◆ Data for analysis ◆
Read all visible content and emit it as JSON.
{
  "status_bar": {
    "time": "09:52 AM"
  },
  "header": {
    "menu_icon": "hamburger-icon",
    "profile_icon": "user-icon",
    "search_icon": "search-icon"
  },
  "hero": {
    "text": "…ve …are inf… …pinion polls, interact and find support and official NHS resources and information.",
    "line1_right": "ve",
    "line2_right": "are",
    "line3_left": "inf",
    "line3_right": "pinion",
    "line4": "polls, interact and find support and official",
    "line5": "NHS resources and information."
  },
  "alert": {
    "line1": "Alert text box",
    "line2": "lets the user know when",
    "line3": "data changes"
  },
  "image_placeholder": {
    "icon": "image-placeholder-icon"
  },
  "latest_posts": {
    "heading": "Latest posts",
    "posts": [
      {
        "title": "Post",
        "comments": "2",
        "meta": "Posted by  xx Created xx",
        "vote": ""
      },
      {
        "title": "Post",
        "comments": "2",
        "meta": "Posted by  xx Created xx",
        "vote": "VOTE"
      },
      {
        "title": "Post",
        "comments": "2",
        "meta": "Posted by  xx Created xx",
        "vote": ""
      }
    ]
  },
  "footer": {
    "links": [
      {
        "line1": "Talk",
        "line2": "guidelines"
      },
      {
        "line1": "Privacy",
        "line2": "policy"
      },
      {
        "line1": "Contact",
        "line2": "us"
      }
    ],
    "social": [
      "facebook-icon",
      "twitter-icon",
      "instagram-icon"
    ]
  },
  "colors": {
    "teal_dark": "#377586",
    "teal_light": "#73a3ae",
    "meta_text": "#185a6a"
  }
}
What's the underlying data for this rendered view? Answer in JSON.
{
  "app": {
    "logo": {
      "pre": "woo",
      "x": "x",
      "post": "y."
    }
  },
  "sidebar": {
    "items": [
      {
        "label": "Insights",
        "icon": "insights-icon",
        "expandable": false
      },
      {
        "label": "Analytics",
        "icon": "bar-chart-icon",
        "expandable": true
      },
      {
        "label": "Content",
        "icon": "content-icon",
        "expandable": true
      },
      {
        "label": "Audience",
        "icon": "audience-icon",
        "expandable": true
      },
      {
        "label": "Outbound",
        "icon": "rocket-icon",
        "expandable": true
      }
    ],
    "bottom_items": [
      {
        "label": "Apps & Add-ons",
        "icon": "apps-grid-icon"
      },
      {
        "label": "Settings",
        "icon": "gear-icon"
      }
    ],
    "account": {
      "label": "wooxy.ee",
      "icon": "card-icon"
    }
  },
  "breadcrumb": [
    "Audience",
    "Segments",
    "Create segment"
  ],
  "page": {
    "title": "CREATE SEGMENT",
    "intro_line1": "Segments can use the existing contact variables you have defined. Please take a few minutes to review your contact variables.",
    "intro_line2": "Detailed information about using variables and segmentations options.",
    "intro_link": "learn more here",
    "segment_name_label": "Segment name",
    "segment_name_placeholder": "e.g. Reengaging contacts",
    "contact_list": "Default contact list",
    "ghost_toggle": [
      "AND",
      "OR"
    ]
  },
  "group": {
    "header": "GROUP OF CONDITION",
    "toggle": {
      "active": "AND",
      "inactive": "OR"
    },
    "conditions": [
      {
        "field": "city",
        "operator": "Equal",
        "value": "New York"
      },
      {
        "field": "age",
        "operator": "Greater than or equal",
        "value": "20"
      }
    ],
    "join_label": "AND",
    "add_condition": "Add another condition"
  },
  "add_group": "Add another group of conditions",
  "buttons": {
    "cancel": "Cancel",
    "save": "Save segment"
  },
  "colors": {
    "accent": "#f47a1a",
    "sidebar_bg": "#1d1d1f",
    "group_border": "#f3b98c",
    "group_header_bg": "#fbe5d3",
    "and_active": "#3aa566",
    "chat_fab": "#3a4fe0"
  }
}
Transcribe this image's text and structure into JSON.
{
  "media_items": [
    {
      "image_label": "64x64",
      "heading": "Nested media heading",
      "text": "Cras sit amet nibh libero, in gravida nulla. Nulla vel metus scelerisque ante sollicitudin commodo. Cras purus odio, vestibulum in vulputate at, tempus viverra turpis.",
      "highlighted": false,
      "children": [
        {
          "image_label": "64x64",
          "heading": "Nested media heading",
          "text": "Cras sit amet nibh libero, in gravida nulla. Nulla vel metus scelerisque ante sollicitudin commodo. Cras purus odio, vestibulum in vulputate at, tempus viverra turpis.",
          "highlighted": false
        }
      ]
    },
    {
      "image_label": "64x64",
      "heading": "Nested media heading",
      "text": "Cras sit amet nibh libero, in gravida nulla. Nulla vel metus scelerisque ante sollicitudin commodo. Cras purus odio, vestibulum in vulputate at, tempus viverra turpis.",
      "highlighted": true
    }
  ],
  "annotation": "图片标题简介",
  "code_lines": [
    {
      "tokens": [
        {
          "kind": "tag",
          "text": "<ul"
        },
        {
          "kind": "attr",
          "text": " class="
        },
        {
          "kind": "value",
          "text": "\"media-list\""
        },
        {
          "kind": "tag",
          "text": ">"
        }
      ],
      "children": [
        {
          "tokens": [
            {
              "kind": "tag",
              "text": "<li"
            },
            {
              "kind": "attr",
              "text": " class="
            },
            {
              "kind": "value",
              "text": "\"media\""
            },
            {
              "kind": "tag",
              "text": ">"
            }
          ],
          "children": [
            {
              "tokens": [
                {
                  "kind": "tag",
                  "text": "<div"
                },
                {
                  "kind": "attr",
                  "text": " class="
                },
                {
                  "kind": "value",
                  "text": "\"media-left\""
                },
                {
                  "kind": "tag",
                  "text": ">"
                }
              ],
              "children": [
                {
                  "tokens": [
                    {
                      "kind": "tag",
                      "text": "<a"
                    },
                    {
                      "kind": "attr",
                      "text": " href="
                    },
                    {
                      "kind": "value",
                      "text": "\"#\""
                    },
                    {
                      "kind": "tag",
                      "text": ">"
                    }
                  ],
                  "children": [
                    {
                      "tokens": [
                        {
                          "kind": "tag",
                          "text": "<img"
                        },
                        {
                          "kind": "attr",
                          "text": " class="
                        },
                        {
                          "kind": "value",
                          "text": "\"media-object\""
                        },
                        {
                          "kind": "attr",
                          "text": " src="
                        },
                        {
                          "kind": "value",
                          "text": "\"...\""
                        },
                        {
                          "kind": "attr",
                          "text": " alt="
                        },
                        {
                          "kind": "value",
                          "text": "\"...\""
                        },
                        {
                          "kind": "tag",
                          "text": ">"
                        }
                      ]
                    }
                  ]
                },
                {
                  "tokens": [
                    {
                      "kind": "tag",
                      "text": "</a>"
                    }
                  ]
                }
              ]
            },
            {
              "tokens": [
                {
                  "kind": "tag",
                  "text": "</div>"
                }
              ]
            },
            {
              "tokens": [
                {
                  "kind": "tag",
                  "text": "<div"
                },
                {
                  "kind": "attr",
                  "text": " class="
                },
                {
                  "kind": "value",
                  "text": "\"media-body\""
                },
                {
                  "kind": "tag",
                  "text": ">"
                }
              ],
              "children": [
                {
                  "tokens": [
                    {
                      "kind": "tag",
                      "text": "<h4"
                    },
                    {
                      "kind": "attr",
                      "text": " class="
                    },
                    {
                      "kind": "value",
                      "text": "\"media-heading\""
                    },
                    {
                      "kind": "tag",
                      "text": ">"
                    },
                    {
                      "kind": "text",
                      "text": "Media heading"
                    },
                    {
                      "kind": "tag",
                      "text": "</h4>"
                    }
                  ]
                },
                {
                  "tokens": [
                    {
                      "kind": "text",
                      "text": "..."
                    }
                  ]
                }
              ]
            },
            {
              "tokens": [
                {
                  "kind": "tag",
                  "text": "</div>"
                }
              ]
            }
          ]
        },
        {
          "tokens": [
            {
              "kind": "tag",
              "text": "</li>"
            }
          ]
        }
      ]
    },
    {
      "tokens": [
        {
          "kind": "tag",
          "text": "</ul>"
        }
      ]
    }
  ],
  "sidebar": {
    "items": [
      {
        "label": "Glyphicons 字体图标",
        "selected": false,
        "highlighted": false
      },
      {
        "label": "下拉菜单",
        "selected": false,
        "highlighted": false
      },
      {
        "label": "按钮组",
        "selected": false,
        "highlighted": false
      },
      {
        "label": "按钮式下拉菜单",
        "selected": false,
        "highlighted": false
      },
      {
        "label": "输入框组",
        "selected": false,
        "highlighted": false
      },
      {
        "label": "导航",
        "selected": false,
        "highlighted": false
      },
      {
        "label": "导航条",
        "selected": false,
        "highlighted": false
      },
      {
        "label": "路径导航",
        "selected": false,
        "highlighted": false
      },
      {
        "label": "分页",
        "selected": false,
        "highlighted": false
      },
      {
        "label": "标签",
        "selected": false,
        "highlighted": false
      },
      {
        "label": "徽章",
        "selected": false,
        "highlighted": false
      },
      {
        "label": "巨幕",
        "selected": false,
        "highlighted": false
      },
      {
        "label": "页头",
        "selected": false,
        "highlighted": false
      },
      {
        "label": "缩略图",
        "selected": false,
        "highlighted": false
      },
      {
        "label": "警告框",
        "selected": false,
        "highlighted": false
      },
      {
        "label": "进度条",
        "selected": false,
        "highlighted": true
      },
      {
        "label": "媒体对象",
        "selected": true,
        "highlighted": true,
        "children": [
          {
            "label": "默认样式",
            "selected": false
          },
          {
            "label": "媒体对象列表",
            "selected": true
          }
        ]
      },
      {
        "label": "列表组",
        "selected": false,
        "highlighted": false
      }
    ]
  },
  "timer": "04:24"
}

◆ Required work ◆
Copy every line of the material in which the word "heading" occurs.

◆ Response to this exercise ◆
    "heading": "Latest posts",
      "heading": "Nested media heading",
          "heading": "Nested media heading",
      "heading": "Nested media heading",
                      "text": "\"media-heading\""
                      "text": "Media heading"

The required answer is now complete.